  •     Flashbacks
  •     Memory problems
  •     Low sense of self-confidence
  •     Despair
  •     Sleeping issues
  •     Relationship problems
  •     Hostility
  •     Lack og concentration
  •     Self-destructive conduct (self-harm or substance abuse)

If you notice any of these signs, talk to your loved one about seeking help with a therapist for PTSD in combination with medication. 

Medications that can cause addiction 

Common medications that are addictive that are prescribed to veterans include

  • Pain killers
  • Benzodiazepines
  • Sedatives

These medications are used to treat anxiety, depression, and sleep disturbances. The problem is they are only treating the symptoms and not the cause. However, many veterans feel that a therapist does not understand, especially one who has not seen battle. The veteran may also think that seeking counseling is a sign of weakness. As a loved one, you need to reassure the veteran that it is a sign of courage to seek help. 

Other therapies that can be used in conjunction with pain medications are 

  • Massage therapy
  • Acupuncture
  • Exercise
  • Hot/cold packs
  • Pain relief sprays such as Salonpas lidocaine or Aspercreme Lidocaine

Alternative therapies that can be used with small doses of pharmaceutical drugs can be a great way to keep from becoming addicted. These methods should always be tried first before going straight to prescription pain killers or anxiety and sleep medications. If they do not work, then add the prescriptions in small doses to make the symptoms manageable. 

Veterans and addiction

If you are concerned that a veteran you know and love is already addicted, then it is time to speak to him or her about entering a recovery program. Most recovery centers treat dual diagnoses today, unlike years ago.

Seeking help with addiction may allow the veteran to get help with more than the addiction. They can talk to therapists about their mental health as well. If they can begin to understand that the mental health issues they are facing along with the physical pain have led to their addiction, then they may be more interested in addressing those mental health problems.

At 449 Recovery, we address not just physical addiction but also underlying mental health issues. We provide tools such as cognitive behavioral therapy that allows the veteran to understand the negative view they have can be changed. We have a continuously monitored detox program as well. Call us today (855) 435-7449 to learn more about the treatments we offer.
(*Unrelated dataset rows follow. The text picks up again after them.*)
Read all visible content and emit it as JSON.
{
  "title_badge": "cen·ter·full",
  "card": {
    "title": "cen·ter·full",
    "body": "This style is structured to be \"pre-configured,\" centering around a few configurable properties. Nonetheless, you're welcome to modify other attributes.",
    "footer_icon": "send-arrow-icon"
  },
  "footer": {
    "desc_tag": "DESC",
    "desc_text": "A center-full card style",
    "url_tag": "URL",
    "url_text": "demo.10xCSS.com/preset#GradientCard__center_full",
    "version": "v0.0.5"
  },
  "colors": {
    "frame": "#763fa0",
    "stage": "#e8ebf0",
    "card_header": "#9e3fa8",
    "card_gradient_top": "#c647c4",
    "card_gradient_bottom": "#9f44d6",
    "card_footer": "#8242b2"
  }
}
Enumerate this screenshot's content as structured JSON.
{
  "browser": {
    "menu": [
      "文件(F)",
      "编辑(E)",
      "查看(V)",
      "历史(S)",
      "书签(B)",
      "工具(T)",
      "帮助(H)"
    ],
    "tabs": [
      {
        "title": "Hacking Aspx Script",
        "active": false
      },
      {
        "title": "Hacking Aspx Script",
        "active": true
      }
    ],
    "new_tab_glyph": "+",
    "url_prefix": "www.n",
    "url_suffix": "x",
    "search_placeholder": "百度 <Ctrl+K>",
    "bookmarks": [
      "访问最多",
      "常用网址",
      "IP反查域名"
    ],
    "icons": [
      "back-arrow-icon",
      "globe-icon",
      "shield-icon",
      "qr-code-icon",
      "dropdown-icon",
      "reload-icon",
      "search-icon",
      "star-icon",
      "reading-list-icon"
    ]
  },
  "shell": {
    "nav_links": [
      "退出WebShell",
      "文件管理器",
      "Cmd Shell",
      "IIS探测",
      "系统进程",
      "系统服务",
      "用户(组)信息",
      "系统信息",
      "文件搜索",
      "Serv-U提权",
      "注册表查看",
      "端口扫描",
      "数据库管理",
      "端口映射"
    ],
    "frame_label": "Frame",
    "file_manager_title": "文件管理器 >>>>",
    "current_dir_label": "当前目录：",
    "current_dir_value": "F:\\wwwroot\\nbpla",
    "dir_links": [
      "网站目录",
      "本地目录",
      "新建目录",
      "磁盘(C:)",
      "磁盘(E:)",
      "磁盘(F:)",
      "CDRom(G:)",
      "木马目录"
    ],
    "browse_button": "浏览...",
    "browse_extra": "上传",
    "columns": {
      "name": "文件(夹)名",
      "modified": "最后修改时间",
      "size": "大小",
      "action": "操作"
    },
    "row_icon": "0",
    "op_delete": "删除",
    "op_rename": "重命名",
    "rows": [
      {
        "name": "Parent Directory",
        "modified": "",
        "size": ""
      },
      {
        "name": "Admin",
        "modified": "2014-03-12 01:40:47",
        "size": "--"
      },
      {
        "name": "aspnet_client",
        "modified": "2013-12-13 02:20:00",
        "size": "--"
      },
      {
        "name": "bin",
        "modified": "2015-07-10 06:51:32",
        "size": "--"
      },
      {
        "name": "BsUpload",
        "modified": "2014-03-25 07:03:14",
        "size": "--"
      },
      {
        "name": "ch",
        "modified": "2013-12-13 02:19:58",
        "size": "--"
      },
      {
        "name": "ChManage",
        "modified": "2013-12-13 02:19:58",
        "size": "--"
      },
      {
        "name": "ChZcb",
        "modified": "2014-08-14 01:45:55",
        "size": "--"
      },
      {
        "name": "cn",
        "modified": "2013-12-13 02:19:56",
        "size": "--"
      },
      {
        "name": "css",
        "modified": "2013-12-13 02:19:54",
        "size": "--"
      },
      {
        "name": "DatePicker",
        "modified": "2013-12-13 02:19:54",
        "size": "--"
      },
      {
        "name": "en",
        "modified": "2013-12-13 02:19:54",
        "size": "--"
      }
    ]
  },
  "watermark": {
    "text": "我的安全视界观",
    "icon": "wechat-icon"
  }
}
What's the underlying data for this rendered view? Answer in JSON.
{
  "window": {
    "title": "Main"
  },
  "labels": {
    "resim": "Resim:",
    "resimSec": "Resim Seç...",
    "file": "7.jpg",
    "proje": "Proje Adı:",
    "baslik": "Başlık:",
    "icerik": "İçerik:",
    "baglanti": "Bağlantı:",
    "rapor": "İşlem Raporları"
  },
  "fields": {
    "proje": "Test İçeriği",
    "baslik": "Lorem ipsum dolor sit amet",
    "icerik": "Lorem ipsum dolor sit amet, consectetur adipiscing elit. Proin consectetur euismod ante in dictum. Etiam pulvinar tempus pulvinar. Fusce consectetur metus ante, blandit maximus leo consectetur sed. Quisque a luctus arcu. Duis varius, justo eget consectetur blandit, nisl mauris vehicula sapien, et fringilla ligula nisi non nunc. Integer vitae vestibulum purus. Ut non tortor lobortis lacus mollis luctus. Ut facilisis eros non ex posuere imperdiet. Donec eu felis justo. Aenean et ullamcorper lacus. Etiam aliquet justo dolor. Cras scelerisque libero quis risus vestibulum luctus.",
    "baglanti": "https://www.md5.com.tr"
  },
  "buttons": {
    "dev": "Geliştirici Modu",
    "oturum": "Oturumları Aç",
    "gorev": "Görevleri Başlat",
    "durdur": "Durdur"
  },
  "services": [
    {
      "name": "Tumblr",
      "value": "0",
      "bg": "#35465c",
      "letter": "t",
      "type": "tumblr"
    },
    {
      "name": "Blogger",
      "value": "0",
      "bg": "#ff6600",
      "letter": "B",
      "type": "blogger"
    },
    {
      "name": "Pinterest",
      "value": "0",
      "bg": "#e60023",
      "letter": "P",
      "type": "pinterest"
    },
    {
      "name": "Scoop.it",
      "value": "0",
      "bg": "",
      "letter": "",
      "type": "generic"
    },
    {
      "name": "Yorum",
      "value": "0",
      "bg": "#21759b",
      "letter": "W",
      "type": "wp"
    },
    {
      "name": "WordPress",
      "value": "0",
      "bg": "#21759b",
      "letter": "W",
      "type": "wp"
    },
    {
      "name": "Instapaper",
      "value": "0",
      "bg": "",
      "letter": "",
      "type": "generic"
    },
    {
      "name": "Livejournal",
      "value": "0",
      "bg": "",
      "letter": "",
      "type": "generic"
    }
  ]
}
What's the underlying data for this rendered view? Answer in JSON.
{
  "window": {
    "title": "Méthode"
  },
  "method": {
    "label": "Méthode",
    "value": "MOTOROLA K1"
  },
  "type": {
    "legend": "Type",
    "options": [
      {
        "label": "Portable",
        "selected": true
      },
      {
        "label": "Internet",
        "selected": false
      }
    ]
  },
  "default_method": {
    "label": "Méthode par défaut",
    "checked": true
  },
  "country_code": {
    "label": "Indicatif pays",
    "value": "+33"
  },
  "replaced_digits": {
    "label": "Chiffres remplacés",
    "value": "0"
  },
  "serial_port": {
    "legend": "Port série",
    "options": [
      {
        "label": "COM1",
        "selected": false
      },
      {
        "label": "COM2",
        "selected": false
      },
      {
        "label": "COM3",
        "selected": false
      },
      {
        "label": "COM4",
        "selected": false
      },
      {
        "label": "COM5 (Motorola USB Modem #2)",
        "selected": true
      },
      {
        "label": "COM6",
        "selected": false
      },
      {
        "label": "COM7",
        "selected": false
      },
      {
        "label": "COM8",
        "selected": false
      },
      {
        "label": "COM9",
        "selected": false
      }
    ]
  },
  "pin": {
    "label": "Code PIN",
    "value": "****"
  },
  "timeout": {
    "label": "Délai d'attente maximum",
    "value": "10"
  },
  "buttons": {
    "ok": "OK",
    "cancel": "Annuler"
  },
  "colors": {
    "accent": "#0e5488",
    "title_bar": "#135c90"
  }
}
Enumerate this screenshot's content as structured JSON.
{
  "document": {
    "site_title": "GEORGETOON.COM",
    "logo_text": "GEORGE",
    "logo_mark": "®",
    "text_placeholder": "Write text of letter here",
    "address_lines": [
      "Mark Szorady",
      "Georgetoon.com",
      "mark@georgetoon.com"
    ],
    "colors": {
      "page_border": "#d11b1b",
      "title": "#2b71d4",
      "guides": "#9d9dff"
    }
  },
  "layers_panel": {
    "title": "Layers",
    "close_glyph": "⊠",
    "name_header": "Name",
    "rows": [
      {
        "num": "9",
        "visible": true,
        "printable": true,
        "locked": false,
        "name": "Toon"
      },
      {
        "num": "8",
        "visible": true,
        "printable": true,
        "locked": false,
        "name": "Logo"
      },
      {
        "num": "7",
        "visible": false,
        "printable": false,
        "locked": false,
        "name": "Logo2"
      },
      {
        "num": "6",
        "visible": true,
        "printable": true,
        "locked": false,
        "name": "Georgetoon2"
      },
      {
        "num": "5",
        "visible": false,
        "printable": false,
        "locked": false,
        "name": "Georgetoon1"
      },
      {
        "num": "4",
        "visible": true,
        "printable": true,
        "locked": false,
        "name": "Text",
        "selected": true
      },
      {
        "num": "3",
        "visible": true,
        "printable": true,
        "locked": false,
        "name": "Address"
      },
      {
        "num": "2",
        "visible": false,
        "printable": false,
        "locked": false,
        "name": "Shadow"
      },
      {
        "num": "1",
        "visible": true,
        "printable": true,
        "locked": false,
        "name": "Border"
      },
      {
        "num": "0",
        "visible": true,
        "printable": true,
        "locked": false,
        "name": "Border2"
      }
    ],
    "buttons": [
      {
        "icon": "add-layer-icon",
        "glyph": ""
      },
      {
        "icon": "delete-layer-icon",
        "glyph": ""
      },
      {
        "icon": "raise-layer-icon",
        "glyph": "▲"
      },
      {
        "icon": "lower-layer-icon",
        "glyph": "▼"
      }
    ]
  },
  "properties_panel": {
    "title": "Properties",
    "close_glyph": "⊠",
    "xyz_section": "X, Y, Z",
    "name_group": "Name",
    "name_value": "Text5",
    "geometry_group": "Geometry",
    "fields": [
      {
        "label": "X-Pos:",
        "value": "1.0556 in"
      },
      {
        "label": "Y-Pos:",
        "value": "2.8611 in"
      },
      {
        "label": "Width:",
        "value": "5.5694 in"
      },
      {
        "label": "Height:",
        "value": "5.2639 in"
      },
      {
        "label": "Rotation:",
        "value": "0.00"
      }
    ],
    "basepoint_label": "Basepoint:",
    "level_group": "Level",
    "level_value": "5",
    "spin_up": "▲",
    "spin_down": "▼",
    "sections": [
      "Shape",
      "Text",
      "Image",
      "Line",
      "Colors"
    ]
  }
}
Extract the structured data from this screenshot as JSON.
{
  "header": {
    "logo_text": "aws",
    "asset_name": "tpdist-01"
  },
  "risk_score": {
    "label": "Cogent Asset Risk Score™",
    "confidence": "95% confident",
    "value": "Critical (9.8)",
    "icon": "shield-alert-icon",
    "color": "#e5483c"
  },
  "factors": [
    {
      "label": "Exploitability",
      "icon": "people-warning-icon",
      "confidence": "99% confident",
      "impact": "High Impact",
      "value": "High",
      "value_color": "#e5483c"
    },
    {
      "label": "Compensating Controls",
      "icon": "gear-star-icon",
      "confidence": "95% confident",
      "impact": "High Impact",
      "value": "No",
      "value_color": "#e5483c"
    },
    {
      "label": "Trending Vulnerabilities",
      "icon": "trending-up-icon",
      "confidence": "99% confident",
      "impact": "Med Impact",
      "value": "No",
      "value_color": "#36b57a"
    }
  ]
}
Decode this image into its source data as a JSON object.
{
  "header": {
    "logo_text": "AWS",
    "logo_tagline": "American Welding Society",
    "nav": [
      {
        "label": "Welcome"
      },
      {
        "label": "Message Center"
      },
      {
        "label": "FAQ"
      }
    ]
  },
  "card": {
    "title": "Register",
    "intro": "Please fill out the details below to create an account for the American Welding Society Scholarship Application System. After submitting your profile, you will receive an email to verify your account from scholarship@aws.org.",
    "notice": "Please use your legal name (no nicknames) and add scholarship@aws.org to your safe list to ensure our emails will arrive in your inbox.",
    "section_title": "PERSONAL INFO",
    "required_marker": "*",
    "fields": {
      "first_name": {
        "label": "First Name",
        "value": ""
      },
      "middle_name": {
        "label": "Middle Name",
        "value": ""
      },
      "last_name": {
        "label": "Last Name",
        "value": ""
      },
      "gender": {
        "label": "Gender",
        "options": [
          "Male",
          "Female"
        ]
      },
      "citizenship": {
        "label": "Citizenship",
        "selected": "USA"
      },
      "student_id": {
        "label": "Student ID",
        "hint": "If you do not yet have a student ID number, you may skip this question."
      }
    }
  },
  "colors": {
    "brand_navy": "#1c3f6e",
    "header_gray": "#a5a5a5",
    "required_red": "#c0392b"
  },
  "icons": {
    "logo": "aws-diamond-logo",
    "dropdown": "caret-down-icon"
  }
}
Therapy includes individual, group, and family therapy that will help the veteran achieve and maintain their recovery. Our goal at 449 Recovery is to treat and help our veterans learn the tools to lead a sober life.